  • I take the shortest route
  • I'm not a big whiner, but I often curse and complain in my head
  • In general, my relationship with my bike is purely pragmatic
It's true that biking to work can be a total slog and there are lots of mental and physical barriers to doing it, among them:
  1. It’s tough to get on your bike in the dead of winter, when it’s just as dark when you leave in the morning as it is when you ride home. 

  2. It isn’t fun to ride on crappy roads that weren't designed for bikes; have no shoulder; are poorly maintained, and full of debris and overgrown, hazardous shrubbery.
    • (Note to @SeattleDOT: just because you slap up a little green sign and designate it a “bike route”, doesn’t necessarily make it a bike route.)

  3. It’s sometimes unnerving to ride among cars that don’t bother looking for you before they make a turn, or worse, would happily mow you down if they thought nobody was watching.

  4. It rains. And this is unpleasant.

  5. Riding a bike is way harder when you’re tired, which I am, what with getting woken up every night by my two young kids and all.

  6. There is planning involved, like purchashing gear and a wardrobe that looks presentable after being stuffed into the bottom of a bag, and making accommodations to your schedule.^*
The reality is that, on most days, like most people, I would rather be in my comfy, warm car with my travel mug and my morning radio. (Shout out to @KUOW and @KEXP.)

So, you might ask, why do I ride my bike to work, why go through all of this suffering and scheming? Do I do because it gives me an excuse to carry around a reflective, waterproof backpack? Do I do it because I get to wear a sporty blue windbreaker? Do I do it for the helmet hair?

Sure, those are all bonuses. But the real reason I ride my bike is because it makes a patriot out of me. Nothing feels more American than the senses of freedom and raw satisfaction I get from pedaling my own a** to where I'm headed, fueled by nothing more than a multi-grain bagel.

In addition, what better way to:
  • Reduce our country's dependence on foreign oil?
  • Set a good example for future generations?
  • Help fellow countrymen and women who are stuck in traffic by getting one car off the road? 
  • Contribute to creating cleaner, more livable cities for our children and grandchildren?
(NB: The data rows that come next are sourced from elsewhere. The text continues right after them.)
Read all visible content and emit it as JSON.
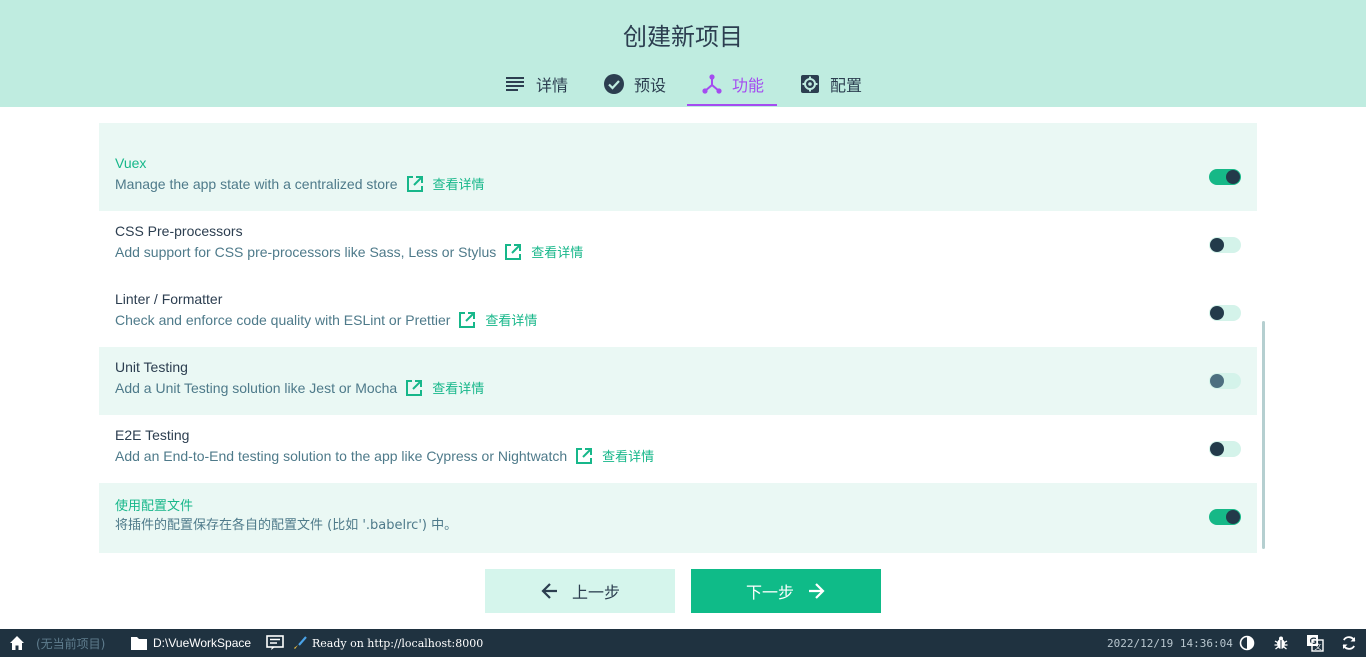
{
  "header": {
    "title": "创建新项目",
    "tabs": [
      {
        "label": "详情",
        "icon": "list-icon"
      },
      {
        "label": "预设",
        "icon": "check-circle-icon"
      },
      {
        "label": "功能",
        "icon": "feature-fork-icon",
        "active": true
      },
      {
        "label": "配置",
        "icon": "settings-gear-icon"
      }
    ]
  },
  "features": {
    "more_label": "查看详情",
    "items": [
      {
        "name": "Vuex",
        "desc": "Manage the app state with a centralized store",
        "enabled": true
      },
      {
        "name": "CSS Pre-processors",
        "desc": "Add support for CSS pre-processors like Sass, Less or Stylus",
        "enabled": false
      },
      {
        "name": "Linter / Formatter",
        "desc": "Check and enforce code quality with ESLint or Prettier",
        "enabled": false
      },
      {
        "name": "Unit Testing",
        "desc": "Add a Unit Testing solution like Jest or Mocha",
        "enabled": false
      },
      {
        "name": "E2E Testing",
        "desc": "Add an End-to-End testing solution to the app like Cypress or Nightwatch",
        "enabled": false
      },
      {
        "name": "使用配置文件",
        "desc": "将插件的配置保存在各自的配置文件 (比如 '.babelrc') 中。",
        "enabled": true
      }
    ]
  },
  "nav": {
    "prev_label": "上一步",
    "next_label": "下一步"
  },
  "statusbar": {
    "project": "(无当前项目)",
    "folder": "D:\\VueWorkSpace",
    "log": "Ready on http://localhost:8000",
    "datetime": "2022/12/19 14:36:04"
  },
  "colors": {
    "header_bg": "#bfece0",
    "accent_green": "#17b78a",
    "active_tab": "#a44cf0",
    "statusbar_bg": "#1f3240"
  }
}
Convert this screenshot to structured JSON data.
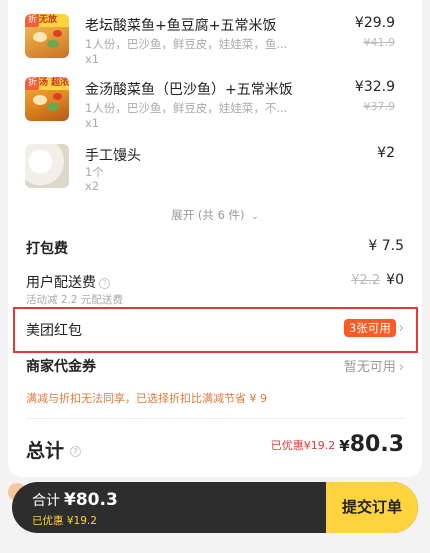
{
  "items": [
    {
      "thumb_tag": "折",
      "thumb_strip": "无放",
      "name": "老坛酸菜鱼+鱼豆腐+五常米饭",
      "desc": "1人份，巴沙鱼，鲜豆皮，娃娃菜，鱼...",
      "qty": "x1",
      "price": "¥29.9",
      "orig_price": "¥41.9"
    },
    {
      "thumb_tag": "折",
      "thumb_strip": "汤 超浓",
      "name": "金汤酸菜鱼（巴沙鱼）+五常米饭",
      "desc": "1人份，巴沙鱼，鲜豆皮，娃娃菜，不...",
      "qty": "x1",
      "price": "¥32.9",
      "orig_price": "¥37.9"
    },
    {
      "name": "手工馒头",
      "desc": "1个",
      "qty": "x2",
      "price": "¥2"
    }
  ],
  "expand_label": "展开 (共 6 件)",
  "packing": {
    "label": "打包费",
    "value": "¥ 7.5"
  },
  "delivery": {
    "label": "用户配送费",
    "orig": "¥2.2",
    "value": "¥0",
    "note": "活动减 2.2 元配送费"
  },
  "redpacket": {
    "label": "美团红包",
    "badge": "3张可用"
  },
  "voucher": {
    "label": "商家代金券",
    "value": "暂无可用"
  },
  "discount_note": "满减与折扣无法同享，已选择折扣比满减节省 ¥ 9",
  "total": {
    "label": "总计",
    "discount": "已优惠¥19.2",
    "currency": "¥",
    "amount": "80.3"
  },
  "bottom_bar": {
    "sum_label": "合计",
    "sum_value": "¥80.3",
    "saved": "已优惠 ¥19.2",
    "submit": "提交订单"
  },
  "colors": {
    "accent_yellow": "#ffd33d",
    "alert_red": "#e53935",
    "pill_orange": "#ff5a26",
    "bar_dark": "#2d2d2d"
  }
}
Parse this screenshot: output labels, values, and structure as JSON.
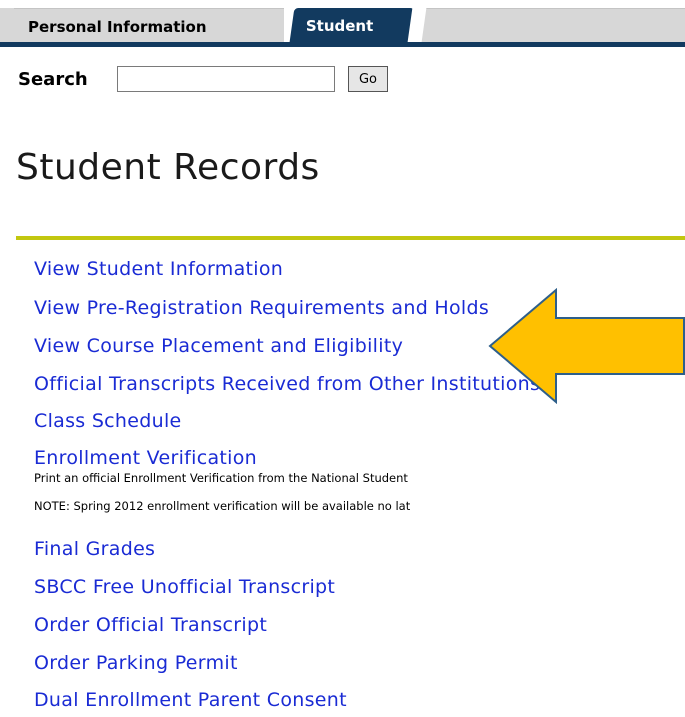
{
  "tabs": {
    "personal_label": "Personal Information",
    "student_label": "Student"
  },
  "search": {
    "label": "Search",
    "value": "",
    "placeholder": "",
    "go_label": "Go"
  },
  "page_title": "Student Records",
  "menu": {
    "items": [
      {
        "label": "View Student Information"
      },
      {
        "label": "View Pre-Registration Requirements and Holds"
      },
      {
        "label": "View Course Placement and Eligibility"
      },
      {
        "label": "Official Transcripts Received from Other Institutions"
      },
      {
        "label": "Class Schedule"
      },
      {
        "label": "Enrollment Verification"
      },
      {
        "label": "Final Grades"
      },
      {
        "label": "SBCC Free Unofficial Transcript"
      },
      {
        "label": "Order Official Transcript"
      },
      {
        "label": "Order Parking Permit"
      },
      {
        "label": "Dual Enrollment Parent Consent"
      }
    ],
    "enrollment_desc": "Print an official Enrollment Verification from the National Student",
    "enrollment_note": "NOTE: Spring 2012 enrollment verification will be available no lat"
  },
  "colors": {
    "tab_active": "#123a5f",
    "tab_inactive": "#d7d7d7",
    "link": "#1a2bd4",
    "rule": "#c2c70f",
    "arrow_fill": "#ffc000",
    "arrow_stroke": "#2e5f8a"
  },
  "icons": {
    "arrow": "left-arrow-icon"
  }
}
(Not to mention, in rush hour, it's nice to breeze past stopped motorists. Sayonara, suckers!)

All of this is to say, if you have all sorts of excuses that have prevented you from considering bike commuting, you are not alone. Maybe this Bike to Work Month can be your opportunity to face them down. Remember, you don't have to commit to being a cyclist, you just have to have a bike and ride it. Uncle Sam will thank you!

* Disclosure: I work at a place that was recently written about for having great commuter facilities, like swanky locker rooms and showers. This does help, but it's not completely necessary.

^ As an example of scheduing madness, my husband and I both work full-time and our kids go to daycare, so we’ve had to develop elaborate schemes to accommodate our commutes: Husband cycles to work early, I lug kids to car and put bike on top, drive to daycare, drop kids off, leave car at daycare, bike to work. Husband bikes to daycare from work, lugs kids to car, puts bike on top, drives home. I ride home from work late. It's absurd, but it works.

Helpful resources:

Bike Commute Blog: Helpful tips
Bike Commute Portal: More helpful tips, plus product reviews and offers
Commute Seattle: Riding in King County/Seattle
Paul Dorn's popular bike commute blog


Gregg's Cycle: Our favorite bike shop with lots available online
Hub and Bespoke: Ridiculously hip cycling gear in Seattle
Bike Trader Online: Cheap,used equipment and gear



  1. I love this! And I fully agree. I was cyclist for a brief period of time, now I'm merely a biker/commuter. I'm always surprised when people at work ask, 'did you go for a nice bike ride this weekend'? Uhm, no? Why? I'd much rather go for a hike or a run.

  2. oh vanessa. aaron and i had the same exact bike/kid drop off/car on top bike to work scenario. not pretty. but does it make us better? i think so!
    great blog post V!

  3. Great post. Check out, Life on a Bike: